▶ **EXERCISE**: Please set down the entries below once more, exactly.

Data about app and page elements

★ ★ ★

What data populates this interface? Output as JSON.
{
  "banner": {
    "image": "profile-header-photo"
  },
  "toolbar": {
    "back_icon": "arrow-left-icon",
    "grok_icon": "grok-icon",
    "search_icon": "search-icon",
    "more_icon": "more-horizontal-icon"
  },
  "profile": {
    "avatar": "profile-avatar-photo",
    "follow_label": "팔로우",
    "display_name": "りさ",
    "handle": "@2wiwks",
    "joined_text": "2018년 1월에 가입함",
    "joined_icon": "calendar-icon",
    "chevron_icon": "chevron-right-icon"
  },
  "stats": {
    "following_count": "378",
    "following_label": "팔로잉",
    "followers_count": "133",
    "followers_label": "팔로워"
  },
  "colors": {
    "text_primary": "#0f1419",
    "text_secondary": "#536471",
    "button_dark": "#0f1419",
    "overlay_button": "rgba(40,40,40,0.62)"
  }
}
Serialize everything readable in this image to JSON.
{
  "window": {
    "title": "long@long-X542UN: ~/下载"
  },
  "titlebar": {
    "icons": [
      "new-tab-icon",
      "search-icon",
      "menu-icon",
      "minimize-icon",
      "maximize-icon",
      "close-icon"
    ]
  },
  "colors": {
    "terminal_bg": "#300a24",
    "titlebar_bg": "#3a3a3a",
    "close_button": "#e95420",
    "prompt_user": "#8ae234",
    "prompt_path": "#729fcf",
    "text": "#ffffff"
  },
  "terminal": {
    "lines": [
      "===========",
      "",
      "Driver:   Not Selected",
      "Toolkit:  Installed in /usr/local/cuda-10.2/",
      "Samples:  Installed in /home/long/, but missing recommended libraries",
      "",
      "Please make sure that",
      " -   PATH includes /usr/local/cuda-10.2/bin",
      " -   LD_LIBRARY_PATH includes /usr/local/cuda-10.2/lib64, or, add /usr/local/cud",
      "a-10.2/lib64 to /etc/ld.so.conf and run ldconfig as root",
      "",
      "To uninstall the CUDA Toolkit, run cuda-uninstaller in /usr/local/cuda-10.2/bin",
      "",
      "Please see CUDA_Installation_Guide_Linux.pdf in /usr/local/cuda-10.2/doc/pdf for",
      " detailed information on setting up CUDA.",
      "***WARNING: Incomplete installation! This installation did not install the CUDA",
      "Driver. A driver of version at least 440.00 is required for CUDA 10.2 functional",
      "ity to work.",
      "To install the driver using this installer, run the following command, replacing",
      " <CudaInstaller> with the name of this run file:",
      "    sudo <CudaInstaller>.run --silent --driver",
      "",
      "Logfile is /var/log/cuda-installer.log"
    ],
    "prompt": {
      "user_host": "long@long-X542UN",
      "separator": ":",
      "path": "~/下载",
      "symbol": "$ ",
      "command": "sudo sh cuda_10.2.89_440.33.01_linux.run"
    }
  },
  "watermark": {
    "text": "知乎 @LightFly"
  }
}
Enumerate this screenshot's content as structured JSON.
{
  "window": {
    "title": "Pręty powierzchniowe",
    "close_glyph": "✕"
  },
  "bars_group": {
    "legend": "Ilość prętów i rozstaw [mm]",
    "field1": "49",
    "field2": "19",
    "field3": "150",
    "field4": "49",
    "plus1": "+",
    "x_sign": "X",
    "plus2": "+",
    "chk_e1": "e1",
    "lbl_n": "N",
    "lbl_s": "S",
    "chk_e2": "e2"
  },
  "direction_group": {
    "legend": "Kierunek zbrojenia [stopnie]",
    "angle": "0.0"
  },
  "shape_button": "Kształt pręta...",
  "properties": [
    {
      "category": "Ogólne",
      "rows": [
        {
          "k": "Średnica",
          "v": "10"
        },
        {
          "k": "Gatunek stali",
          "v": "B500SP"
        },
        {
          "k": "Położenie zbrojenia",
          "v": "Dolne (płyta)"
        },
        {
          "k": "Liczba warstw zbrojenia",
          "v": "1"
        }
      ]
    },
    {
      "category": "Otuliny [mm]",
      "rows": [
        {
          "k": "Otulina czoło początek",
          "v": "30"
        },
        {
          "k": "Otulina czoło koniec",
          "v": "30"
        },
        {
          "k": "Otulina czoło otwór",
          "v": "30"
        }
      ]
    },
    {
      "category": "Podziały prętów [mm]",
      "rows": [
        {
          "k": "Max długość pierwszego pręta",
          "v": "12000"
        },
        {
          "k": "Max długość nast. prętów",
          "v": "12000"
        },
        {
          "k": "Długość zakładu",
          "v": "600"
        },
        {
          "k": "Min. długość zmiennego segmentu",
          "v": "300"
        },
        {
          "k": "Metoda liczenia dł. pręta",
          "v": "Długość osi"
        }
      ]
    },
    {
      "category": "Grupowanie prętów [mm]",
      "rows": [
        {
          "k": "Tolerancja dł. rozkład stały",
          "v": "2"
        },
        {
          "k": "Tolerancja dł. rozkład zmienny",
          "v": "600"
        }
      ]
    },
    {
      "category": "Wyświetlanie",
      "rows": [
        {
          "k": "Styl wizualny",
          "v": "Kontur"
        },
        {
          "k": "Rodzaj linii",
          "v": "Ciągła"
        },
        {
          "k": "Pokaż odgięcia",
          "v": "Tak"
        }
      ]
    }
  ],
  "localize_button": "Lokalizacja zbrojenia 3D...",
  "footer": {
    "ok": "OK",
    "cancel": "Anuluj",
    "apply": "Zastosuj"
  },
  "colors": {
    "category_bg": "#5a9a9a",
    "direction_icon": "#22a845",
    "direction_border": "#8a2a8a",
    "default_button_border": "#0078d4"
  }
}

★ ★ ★

▶ **WORKED SOLUTION**:
What data populates this interface? Output as JSON.
{
  "banner": {
    "image": "profile-header-photo"
  },
  "toolbar": {
    "back_icon": "arrow-left-icon",
    "grok_icon": "grok-icon",
    "search_icon": "search-icon",
    "more_icon": "more-horizontal-icon"
  },
  "profile": {
    "avatar": "profile-avatar-photo",
    "follow_label": "팔로우",
    "display_name": "りさ",
    "handle": "@2wiwks",
    "joined_text": "2018년 1월에 가입함",
    "joined_icon": "calendar-icon",
    "chevron_icon": "chevron-right-icon"
  },
  "stats": {
    "following_count": "378",
    "following_label": "팔로잉",
    "followers_count": "133",
    "followers_label": "팔로워"
  },
  "colors": {
    "text_primary": "#0f1419",
    "text_secondary": "#536471",
    "button_dark": "#0f1419",
    "overlay_button": "rgba(40,40,40,0.62)"
  }
}
Serialize everything readable in this image to JSON.
{
  "window": {
    "title": "long@long-X542UN: ~/下载"
  },
  "titlebar": {
    "icons": [
      "new-tab-icon",
      "search-icon",
      "menu-icon",
      "minimize-icon",
      "maximize-icon",
      "close-icon"
    ]
  },
  "colors": {
    "terminal_bg": "#300a24",
    "titlebar_bg": "#3a3a3a",
    "close_button": "#e95420",
    "prompt_user": "#8ae234",
    "prompt_path": "#729fcf",
    "text": "#ffffff"
  },
  "terminal": {
    "lines": [
      "===========",
      "",
      "Driver:   Not Selected",
      "Toolkit:  Installed in /usr/local/cuda-10.2/",
      "Samples:  Installed in /home/long/, but missing recommended libraries",
      "",
      "Please make sure that",
      " -   PATH includes /usr/local/cuda-10.2/bin",
      " -   LD_LIBRARY_PATH includes /usr/local/cuda-10.2/lib64, or, add /usr/local/cud",
      "a-10.2/lib64 to /etc/ld.so.conf and run ldconfig as root",
      "",
      "To uninstall the CUDA Toolkit, run cuda-uninstaller in /usr/local/cuda-10.2/bin",
      "",
      "Please see CUDA_Installation_Guide_Linux.pdf in /usr/local/cuda-10.2/doc/pdf for",
      " detailed information on setting up CUDA.",
      "***WARNING: Incomplete installation! This installation did not install the CUDA",
      "Driver. A driver of version at least 440.00 is required for CUDA 10.2 functional",
      "ity to work.",
      "To install the driver using this installer, run the following command, replacing",
      " <CudaInstaller> with the name of this run file:",
      "    sudo <CudaInstaller>.run --silent --driver",
      "",
      "Logfile is /var/log/cuda-installer.log"
    ],
    "prompt": {
      "user_host": "long@long-X542UN",
      "separator": ":",
      "path": "~/下载",
      "symbol": "$ ",
      "command": "sudo sh cuda_10.2.89_440.33.01_linux.run"
    }
  },
  "watermark": {
    "text": "知乎 @LightFly"
  }
}
Enumerate this screenshot's content as structured JSON.
{
  "window": {
    "title": "Pręty powierzchniowe",
    "close_glyph": "✕"
  },
  "bars_group": {
    "legend": "Ilość prętów i rozstaw [mm]",
    "field1": "49",
    "field2": "19",
    "field3": "150",
    "field4": "49",
    "plus1": "+",
    "x_sign": "X",
    "plus2": "+",
    "chk_e1": "e1",
    "lbl_n": "N",
    "lbl_s": "S",
    "chk_e2": "e2"
  },
  "direction_group": {
    "legend": "Kierunek zbrojenia [stopnie]",
    "angle": "0.0"
  },
  "shape_button": "Kształt pręta...",
  "properties": [
    {
      "category": "Ogólne",
      "rows": [
        {
          "k": "Średnica",
          "v": "10"
        },
        {
          "k": "Gatunek stali",
          "v": "B500SP"
        },
        {
          "k": "Położenie zbrojenia",
          "v": "Dolne (płyta)"
        },
        {
          "k": "Liczba warstw zbrojenia",
          "v": "1"
        }
      ]
    },
    {
      "category": "Otuliny [mm]",
      "rows": [
        {
          "k": "Otulina czoło początek",
          "v": "30"
        },
        {
          "k": "Otulina czoło koniec",
          "v": "30"
        },
        {
          "k": "Otulina czoło otwór",
          "v": "30"
        }
      ]
    },
    {
      "category": "Podziały prętów [mm]",
      "rows": [
        {
          "k": "Max długość pierwszego pręta",
          "v": "12000"
        },
        {
          "k": "Max długość nast. prętów",
          "v": "12000"
        },
        {
          "k": "Długość zakładu",
          "v": "600"
        },
        {
          "k": "Min. długość zmiennego segmentu",
          "v": "300"
        },
        {
          "k": "Metoda liczenia dł. pręta",
          "v": "Długość osi"
        }
      ]
    },
    {
      "category": "Grupowanie prętów [mm]",
      "rows": [
        {
          "k": "Tolerancja dł. rozkład stały",
          "v": "2"
        },
        {
          "k": "Tolerancja dł. rozkład zmienny",
          "v": "600"
        }
      ]
    },
    {
      "category": "Wyświetlanie",
      "rows": [
        {
          "k": "Styl wizualny",
          "v": "Kontur"
        },
        {
          "k": "Rodzaj linii",
          "v": "Ciągła"
        },
        {
          "k": "Pokaż odgięcia",
          "v": "Tak"
        }
      ]
    }
  ],
  "localize_button": "Lokalizacja zbrojenia 3D...",
  "footer": {
    "ok": "OK",
    "cancel": "Anuluj",
    "apply": "Zastosuj"
  },
  "colors": {
    "category_bg": "#5a9a9a",
    "direction_icon": "#22a845",
    "direction_border": "#8a2a8a",
    "default_button_border": "#0078d4"
  }
}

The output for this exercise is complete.